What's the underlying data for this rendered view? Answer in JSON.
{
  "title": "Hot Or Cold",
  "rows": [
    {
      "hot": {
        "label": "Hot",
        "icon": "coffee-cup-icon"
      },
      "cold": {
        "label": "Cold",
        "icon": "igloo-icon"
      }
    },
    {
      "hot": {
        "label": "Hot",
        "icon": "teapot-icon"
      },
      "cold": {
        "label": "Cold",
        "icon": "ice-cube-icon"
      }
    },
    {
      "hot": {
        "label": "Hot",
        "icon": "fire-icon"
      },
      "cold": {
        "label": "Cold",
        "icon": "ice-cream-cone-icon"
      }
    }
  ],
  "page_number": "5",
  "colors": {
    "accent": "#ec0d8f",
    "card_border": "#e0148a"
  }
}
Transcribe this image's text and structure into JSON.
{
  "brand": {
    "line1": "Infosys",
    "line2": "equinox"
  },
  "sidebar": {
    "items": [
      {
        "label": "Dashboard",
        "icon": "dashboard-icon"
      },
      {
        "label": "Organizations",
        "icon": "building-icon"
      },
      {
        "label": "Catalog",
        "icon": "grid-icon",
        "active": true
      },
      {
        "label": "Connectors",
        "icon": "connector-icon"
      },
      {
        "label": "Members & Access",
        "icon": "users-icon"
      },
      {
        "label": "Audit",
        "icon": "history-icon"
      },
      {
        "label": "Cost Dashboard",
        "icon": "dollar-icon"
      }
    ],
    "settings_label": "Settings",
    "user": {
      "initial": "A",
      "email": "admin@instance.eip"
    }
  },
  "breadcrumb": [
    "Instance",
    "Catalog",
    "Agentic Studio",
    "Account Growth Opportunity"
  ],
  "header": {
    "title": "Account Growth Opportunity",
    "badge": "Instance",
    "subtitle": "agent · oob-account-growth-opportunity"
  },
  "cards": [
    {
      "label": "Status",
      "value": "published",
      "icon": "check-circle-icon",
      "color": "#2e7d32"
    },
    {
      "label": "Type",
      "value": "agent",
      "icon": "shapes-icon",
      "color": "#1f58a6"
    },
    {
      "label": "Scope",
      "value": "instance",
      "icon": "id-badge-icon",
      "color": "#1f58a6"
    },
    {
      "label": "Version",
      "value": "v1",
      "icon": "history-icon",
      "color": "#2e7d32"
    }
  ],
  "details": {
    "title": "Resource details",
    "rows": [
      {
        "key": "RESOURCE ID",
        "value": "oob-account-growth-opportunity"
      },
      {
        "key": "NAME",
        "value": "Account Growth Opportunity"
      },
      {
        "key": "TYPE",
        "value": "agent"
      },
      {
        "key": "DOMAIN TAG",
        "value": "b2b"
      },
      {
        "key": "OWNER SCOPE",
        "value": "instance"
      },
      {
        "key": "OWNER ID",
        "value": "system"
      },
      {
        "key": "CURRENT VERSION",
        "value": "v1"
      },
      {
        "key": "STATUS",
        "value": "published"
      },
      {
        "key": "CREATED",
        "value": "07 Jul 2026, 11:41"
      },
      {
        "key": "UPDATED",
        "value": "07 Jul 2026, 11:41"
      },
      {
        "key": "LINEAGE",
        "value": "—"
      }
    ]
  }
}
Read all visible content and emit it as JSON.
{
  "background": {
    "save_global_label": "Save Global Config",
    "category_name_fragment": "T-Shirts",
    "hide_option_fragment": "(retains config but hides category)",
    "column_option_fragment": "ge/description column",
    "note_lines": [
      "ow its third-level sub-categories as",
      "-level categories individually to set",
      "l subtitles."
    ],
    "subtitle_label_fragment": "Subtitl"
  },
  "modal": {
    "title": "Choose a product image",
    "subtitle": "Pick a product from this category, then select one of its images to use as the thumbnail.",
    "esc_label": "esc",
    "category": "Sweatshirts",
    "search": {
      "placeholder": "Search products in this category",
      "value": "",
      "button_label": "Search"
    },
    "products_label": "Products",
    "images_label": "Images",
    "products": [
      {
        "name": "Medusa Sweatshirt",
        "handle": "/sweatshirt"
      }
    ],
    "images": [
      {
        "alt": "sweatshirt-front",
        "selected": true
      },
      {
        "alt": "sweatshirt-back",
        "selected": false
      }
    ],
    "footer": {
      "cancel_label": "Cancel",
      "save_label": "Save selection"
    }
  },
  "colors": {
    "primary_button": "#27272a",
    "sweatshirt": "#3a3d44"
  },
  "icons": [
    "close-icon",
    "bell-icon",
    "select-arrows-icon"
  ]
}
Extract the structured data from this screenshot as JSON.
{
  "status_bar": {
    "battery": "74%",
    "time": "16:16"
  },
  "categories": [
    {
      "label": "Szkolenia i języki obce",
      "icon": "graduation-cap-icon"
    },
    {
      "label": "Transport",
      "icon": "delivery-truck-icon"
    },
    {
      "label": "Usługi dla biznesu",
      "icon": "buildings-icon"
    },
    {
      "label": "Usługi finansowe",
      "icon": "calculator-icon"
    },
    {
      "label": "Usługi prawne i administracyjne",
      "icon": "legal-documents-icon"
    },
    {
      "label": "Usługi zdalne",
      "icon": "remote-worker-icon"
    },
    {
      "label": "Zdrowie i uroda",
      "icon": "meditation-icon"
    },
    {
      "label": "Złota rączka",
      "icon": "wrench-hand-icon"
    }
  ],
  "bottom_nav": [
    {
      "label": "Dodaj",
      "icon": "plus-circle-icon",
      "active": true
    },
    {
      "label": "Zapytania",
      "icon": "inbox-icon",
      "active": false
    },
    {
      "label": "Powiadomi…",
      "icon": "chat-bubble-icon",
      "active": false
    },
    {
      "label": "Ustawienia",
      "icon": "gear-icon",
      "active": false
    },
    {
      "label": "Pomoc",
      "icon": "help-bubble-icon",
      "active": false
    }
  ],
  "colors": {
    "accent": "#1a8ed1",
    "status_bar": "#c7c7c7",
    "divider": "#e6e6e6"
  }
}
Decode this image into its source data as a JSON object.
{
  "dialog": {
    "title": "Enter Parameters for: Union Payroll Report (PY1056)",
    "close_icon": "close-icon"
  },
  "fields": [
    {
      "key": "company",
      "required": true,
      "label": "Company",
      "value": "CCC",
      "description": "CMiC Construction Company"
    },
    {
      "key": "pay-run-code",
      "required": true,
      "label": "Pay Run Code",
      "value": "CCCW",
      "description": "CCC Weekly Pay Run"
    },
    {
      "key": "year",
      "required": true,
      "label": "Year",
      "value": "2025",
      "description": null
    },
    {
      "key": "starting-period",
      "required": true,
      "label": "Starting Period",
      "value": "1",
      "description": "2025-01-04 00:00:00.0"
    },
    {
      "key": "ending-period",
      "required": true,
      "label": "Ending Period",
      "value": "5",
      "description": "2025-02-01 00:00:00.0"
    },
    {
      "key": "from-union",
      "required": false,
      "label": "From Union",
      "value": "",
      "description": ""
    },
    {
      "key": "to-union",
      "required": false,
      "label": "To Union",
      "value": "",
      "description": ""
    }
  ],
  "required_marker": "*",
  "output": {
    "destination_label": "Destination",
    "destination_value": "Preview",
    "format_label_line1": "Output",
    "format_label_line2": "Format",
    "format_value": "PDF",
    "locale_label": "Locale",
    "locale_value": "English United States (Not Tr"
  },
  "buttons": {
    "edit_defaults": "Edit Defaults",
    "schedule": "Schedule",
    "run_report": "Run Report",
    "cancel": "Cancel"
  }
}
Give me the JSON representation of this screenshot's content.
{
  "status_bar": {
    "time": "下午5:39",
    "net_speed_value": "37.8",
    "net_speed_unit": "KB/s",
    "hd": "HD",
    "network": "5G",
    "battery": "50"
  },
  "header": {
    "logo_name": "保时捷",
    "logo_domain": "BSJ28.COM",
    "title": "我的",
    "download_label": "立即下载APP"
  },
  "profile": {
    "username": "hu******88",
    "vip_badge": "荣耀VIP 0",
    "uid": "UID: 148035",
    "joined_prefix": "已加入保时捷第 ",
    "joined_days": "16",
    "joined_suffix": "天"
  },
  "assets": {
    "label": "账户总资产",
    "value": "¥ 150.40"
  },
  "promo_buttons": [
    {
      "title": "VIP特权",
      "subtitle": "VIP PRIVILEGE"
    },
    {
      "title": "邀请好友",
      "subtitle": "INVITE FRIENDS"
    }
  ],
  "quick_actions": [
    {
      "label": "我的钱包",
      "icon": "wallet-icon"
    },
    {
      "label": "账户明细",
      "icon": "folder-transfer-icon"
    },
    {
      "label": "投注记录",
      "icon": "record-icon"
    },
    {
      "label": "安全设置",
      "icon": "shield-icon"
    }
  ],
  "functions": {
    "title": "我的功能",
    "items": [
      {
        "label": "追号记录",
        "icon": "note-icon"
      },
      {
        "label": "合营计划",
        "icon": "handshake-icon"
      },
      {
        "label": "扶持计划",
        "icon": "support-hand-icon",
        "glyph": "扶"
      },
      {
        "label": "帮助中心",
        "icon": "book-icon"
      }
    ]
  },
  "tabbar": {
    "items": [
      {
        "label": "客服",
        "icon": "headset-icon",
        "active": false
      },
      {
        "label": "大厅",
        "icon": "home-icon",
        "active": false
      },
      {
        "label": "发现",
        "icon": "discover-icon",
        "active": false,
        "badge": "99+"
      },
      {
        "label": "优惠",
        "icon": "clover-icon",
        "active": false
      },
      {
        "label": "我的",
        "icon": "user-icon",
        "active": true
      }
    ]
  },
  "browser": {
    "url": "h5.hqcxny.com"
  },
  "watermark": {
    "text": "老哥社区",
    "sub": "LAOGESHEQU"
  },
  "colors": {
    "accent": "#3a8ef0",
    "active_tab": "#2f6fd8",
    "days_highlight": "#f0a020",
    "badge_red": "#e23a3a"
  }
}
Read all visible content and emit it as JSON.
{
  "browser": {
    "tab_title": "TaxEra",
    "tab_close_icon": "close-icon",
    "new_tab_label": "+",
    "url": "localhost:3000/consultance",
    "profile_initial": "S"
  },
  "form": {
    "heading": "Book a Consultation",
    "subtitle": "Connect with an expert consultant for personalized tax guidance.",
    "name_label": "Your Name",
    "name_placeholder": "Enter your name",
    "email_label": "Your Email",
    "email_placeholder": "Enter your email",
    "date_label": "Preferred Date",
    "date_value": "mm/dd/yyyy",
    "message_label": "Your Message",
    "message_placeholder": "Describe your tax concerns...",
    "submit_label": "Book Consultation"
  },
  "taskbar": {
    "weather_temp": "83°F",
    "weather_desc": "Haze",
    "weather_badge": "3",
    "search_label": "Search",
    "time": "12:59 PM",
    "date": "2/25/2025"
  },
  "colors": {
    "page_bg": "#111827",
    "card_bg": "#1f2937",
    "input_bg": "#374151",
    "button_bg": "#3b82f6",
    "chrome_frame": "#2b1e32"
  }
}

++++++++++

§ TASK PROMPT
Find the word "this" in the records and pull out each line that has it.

§ ANSWER SPACE
What's the underlying data for this rendered view? Answer in JSON.
Transcribe this image's text and structure into JSON.
    "subtitle": "Pick a product from this category, then select one of its images to use as the thumbnail.",
      "placeholder": "Search products in this category",
Extract the structured data from this screenshot as JSON.
Decode this image into its source data as a JSON object.
Give me the JSON representation of this screenshot's content.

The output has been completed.